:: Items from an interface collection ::
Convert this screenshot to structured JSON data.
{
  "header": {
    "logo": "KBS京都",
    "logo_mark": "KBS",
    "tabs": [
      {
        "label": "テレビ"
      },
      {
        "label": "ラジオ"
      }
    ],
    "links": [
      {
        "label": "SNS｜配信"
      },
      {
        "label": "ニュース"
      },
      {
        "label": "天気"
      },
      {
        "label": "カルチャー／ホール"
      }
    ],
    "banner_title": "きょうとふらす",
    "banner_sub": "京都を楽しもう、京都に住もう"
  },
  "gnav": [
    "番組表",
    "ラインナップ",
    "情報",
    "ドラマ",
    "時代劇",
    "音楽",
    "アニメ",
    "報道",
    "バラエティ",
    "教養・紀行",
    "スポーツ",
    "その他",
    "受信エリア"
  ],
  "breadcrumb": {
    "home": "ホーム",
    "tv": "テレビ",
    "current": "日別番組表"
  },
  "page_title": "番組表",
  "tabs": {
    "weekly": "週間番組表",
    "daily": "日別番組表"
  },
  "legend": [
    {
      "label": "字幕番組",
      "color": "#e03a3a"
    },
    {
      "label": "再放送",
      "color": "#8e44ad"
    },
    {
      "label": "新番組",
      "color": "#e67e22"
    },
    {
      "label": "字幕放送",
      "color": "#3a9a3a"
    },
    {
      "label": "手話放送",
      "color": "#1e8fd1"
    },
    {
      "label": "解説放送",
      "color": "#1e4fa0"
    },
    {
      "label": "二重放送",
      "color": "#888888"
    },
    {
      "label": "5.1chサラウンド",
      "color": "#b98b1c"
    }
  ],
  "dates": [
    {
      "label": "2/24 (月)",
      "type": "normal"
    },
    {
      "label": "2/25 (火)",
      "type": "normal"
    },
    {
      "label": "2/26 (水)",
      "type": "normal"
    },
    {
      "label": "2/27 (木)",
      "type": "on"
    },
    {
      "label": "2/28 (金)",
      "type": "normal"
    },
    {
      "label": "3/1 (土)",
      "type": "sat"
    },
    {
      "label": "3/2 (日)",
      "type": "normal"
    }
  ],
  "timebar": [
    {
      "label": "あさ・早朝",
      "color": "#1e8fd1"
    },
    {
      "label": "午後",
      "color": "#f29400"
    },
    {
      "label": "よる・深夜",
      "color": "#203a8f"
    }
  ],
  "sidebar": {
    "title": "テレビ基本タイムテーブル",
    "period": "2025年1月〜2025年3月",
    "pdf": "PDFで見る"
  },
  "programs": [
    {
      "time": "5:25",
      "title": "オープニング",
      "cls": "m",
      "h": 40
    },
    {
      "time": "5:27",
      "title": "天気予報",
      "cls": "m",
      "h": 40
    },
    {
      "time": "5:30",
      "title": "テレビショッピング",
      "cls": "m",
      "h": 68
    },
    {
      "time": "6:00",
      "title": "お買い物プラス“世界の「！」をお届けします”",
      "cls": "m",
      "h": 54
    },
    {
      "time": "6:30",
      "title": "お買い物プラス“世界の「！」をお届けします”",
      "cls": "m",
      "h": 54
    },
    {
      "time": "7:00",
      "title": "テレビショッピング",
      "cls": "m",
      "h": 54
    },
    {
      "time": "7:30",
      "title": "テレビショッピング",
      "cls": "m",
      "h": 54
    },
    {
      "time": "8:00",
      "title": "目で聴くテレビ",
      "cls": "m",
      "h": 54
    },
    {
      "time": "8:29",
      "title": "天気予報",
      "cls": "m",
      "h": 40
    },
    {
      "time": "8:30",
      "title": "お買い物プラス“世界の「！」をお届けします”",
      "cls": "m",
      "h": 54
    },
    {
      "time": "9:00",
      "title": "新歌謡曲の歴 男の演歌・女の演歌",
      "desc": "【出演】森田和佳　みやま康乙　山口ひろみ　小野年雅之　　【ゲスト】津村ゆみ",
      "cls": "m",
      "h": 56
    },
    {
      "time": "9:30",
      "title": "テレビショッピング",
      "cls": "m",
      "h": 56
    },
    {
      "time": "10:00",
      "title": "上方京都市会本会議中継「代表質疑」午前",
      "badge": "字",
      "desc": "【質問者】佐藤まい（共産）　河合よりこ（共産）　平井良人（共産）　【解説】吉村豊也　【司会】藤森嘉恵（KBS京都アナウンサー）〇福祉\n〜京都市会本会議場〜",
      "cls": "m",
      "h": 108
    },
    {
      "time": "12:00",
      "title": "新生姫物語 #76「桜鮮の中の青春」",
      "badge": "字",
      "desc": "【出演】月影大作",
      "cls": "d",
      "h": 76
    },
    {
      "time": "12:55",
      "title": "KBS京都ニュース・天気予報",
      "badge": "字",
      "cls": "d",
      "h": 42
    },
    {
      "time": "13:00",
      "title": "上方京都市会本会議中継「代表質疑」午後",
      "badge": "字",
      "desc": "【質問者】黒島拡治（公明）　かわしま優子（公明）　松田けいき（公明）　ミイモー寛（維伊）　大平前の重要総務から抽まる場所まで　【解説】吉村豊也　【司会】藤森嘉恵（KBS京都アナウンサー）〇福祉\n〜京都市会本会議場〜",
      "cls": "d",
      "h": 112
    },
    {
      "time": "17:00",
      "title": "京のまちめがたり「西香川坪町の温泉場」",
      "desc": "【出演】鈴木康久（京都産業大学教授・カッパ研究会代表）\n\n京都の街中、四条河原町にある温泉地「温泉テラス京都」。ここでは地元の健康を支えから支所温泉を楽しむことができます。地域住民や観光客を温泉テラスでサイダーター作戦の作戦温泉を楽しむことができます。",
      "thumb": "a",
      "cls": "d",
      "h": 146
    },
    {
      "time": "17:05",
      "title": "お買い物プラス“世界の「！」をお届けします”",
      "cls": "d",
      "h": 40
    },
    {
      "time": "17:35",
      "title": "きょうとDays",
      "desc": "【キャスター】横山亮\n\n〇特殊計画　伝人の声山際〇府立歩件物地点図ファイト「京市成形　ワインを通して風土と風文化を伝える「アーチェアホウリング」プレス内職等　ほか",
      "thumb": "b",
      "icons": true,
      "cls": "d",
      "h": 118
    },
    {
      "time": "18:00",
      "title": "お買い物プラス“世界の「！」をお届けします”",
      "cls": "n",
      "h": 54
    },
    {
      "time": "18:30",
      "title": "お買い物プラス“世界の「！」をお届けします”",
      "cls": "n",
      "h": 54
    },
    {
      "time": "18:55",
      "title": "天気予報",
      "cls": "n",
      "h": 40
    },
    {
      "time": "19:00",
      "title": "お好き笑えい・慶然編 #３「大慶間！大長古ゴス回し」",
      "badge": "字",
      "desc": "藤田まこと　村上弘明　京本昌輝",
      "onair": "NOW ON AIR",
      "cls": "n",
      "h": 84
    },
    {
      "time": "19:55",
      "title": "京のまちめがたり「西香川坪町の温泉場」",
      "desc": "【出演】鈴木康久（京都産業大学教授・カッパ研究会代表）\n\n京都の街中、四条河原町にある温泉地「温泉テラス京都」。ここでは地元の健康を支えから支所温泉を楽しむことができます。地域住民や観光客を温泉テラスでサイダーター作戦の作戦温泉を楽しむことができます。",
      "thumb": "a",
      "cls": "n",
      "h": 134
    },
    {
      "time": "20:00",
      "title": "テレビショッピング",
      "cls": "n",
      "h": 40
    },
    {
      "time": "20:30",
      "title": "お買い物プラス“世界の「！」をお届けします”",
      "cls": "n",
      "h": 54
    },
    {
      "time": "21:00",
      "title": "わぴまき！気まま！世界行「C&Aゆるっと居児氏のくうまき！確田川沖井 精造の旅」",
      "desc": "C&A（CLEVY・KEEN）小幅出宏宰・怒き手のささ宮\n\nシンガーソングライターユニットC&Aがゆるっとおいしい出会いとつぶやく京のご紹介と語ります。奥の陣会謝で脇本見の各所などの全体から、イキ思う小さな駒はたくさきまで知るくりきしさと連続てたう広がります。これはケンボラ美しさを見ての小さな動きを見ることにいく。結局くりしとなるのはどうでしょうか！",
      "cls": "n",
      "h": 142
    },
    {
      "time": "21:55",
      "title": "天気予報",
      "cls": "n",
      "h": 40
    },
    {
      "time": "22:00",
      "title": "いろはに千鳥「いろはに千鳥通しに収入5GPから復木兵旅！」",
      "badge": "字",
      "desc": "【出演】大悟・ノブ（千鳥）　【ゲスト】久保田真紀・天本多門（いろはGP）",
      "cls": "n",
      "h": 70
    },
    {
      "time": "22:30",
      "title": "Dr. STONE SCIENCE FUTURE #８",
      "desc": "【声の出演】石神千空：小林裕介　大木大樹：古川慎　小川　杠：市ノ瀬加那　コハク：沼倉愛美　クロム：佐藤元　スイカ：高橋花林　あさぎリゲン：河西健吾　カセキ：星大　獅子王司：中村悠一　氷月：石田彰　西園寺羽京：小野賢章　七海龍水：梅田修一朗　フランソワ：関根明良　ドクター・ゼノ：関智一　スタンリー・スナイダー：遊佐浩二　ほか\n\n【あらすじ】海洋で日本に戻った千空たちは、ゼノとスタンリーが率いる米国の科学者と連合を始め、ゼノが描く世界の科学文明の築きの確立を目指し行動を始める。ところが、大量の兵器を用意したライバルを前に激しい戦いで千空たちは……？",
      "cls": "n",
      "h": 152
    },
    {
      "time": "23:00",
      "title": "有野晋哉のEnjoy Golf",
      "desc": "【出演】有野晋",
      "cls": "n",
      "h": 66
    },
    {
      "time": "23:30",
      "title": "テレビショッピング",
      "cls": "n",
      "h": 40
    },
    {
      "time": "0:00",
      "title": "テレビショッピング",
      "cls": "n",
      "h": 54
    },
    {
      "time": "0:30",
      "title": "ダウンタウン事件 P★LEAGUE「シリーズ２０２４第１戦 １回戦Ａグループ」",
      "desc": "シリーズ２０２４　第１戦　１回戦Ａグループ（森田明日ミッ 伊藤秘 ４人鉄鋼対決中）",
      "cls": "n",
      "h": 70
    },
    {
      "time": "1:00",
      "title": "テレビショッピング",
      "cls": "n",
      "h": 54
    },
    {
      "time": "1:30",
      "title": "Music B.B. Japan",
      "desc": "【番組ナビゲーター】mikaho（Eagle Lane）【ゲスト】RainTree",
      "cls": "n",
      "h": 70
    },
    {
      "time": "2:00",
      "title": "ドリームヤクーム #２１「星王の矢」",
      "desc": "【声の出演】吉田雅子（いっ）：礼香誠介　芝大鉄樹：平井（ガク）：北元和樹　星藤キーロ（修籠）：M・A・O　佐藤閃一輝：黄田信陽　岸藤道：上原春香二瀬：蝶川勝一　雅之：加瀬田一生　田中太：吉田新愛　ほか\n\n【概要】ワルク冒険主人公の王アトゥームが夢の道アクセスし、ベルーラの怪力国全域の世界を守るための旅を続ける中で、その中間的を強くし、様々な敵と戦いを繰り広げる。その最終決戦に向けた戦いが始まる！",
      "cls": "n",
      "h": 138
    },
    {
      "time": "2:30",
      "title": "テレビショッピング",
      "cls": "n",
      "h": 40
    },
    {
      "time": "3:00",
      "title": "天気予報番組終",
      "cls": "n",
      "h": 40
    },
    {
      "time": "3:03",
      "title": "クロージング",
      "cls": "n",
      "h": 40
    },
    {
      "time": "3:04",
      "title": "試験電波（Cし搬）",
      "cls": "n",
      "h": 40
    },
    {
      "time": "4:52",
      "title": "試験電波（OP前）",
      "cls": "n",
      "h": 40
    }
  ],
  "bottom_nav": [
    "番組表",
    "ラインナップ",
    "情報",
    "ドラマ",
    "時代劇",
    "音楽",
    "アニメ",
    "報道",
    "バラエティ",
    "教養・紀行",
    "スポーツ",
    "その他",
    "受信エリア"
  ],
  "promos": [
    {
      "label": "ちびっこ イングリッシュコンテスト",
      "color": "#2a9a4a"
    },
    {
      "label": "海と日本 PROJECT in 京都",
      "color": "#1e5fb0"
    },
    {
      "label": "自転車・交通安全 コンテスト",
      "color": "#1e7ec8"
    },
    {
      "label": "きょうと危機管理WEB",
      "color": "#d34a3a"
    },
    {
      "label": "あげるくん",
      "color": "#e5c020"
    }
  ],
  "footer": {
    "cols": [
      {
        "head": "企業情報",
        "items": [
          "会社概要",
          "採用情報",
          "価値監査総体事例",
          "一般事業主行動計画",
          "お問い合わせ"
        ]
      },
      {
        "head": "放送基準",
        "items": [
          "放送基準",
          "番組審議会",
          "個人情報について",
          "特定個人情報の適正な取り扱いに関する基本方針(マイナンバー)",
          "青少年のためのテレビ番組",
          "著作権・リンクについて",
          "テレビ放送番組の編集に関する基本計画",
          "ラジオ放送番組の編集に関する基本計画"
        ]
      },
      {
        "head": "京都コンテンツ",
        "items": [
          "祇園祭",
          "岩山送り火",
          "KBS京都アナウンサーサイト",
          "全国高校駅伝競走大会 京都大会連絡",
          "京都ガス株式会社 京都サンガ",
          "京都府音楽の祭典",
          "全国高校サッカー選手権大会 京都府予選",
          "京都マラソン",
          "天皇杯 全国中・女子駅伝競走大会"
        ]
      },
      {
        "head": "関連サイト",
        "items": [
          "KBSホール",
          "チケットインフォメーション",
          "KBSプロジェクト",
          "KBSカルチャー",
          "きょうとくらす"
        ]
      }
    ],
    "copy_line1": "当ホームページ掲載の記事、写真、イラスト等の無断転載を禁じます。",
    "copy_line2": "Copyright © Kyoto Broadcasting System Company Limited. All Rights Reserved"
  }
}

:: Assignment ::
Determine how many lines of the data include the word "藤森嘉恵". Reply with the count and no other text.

:: Written solution ::
2